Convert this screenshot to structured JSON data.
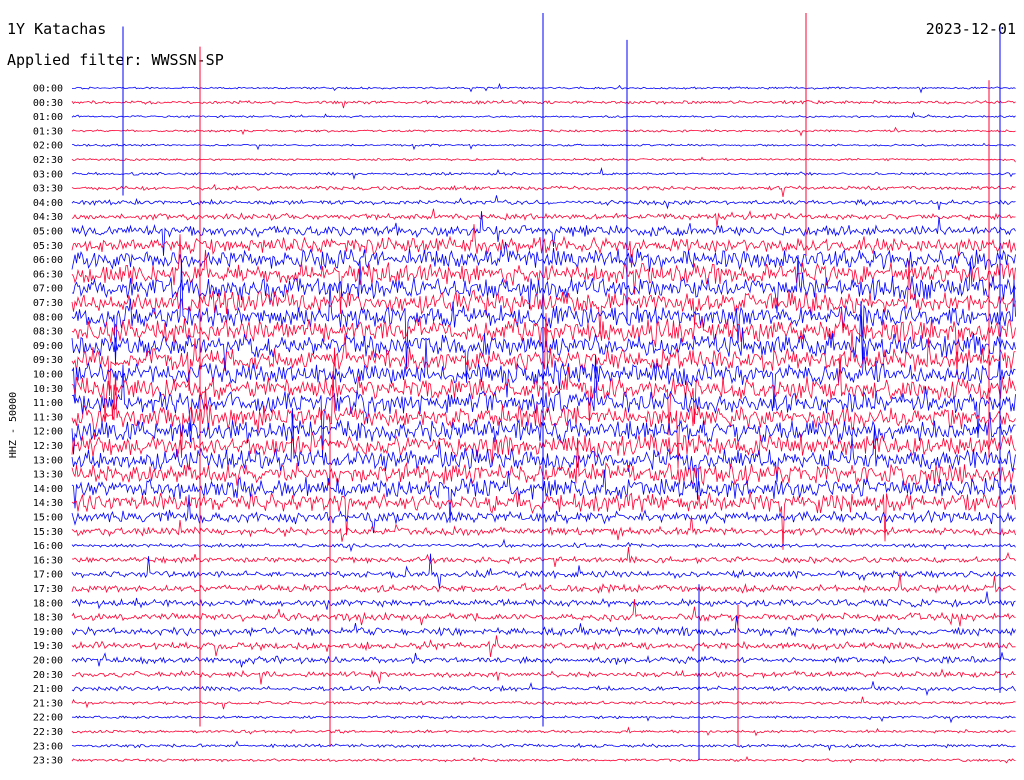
{
  "chart_data": {
    "type": "line",
    "station": "1Y Katachas",
    "date": "2023-12-01",
    "filter_label": "Applied filter: WWSSN-SP",
    "ylabel": "HHZ - 50000",
    "colors": [
      "#0000ff",
      "#ff0033"
    ],
    "tick_labels": [
      "00:00",
      "00:30",
      "01:00",
      "01:30",
      "02:00",
      "02:30",
      "03:00",
      "03:30",
      "04:00",
      "04:30",
      "05:00",
      "05:30",
      "06:00",
      "06:30",
      "07:00",
      "07:30",
      "08:00",
      "08:30",
      "09:00",
      "09:30",
      "10:00",
      "10:30",
      "11:00",
      "11:30",
      "12:00",
      "12:30",
      "13:00",
      "13:30",
      "14:00",
      "14:30",
      "15:00",
      "15:30",
      "16:00",
      "16:30",
      "17:00",
      "17:30",
      "18:00",
      "18:30",
      "19:00",
      "19:30",
      "20:00",
      "20:30",
      "21:00",
      "21:30",
      "22:00",
      "22:30",
      "23:00",
      "23:30"
    ],
    "relative_amplitude": [
      0.3,
      0.5,
      0.3,
      0.35,
      0.3,
      0.35,
      0.4,
      0.6,
      0.7,
      0.9,
      1.6,
      2.4,
      3.0,
      3.2,
      3.3,
      3.4,
      3.4,
      3.4,
      3.4,
      3.3,
      3.3,
      3.3,
      3.3,
      3.3,
      3.3,
      3.2,
      3.2,
      3.1,
      3.0,
      2.8,
      1.8,
      1.2,
      0.6,
      0.9,
      1.0,
      1.1,
      1.1,
      1.1,
      1.2,
      1.1,
      1.0,
      0.9,
      0.7,
      0.5,
      0.4,
      0.45,
      0.5,
      0.4
    ]
  }
}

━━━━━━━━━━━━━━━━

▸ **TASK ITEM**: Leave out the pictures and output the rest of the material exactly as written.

▸ **ANSWER**:
Convert this screenshot to structured JSON data.
{
  "chart_data": {
    "type": "line",
    "station": "1Y Katachas",
    "date": "2023-12-01",
    "filter_label": "Applied filter: WWSSN-SP",
    "ylabel": "HHZ - 50000",
    "colors": [
      "#0000ff",
      "#ff0033"
    ],
    "tick_labels": [
      "00:00",
      "00:30",
      "01:00",
      "01:30",
      "02:00",
      "02:30",
      "03:00",
      "03:30",
      "04:00",
      "04:30",
      "05:00",
      "05:30",
      "06:00",
      "06:30",
      "07:00",
      "07:30",
      "08:00",
      "08:30",
      "09:00",
      "09:30",
      "10:00",
      "10:30",
      "11:00",
      "11:30",
      "12:00",
      "12:30",
      "13:00",
      "13:30",
      "14:00",
      "14:30",
      "15:00",
      "15:30",
      "16:00",
      "16:30",
      "17:00",
      "17:30",
      "18:00",
      "18:30",
      "19:00",
      "19:30",
      "20:00",
      "20:30",
      "21:00",
      "21:30",
      "22:00",
      "22:30",
      "23:00",
      "23:30"
    ],
    "relative_amplitude": [
      0.3,
      0.5,
      0.3,
      0.35,
      0.3,
      0.35,
      0.4,
      0.6,
      0.7,
      0.9,
      1.6,
      2.4,
      3.0,
      3.2,
      3.3,
      3.4,
      3.4,
      3.4,
      3.4,
      3.3,
      3.3,
      3.3,
      3.3,
      3.3,
      3.3,
      3.2,
      3.2,
      3.1,
      3.0,
      2.8,
      1.8,
      1.2,
      0.6,
      0.9,
      1.0,
      1.1,
      1.1,
      1.1,
      1.2,
      1.1,
      1.0,
      0.9,
      0.7,
      0.5,
      0.4,
      0.45,
      0.5,
      0.4
    ]
  }
}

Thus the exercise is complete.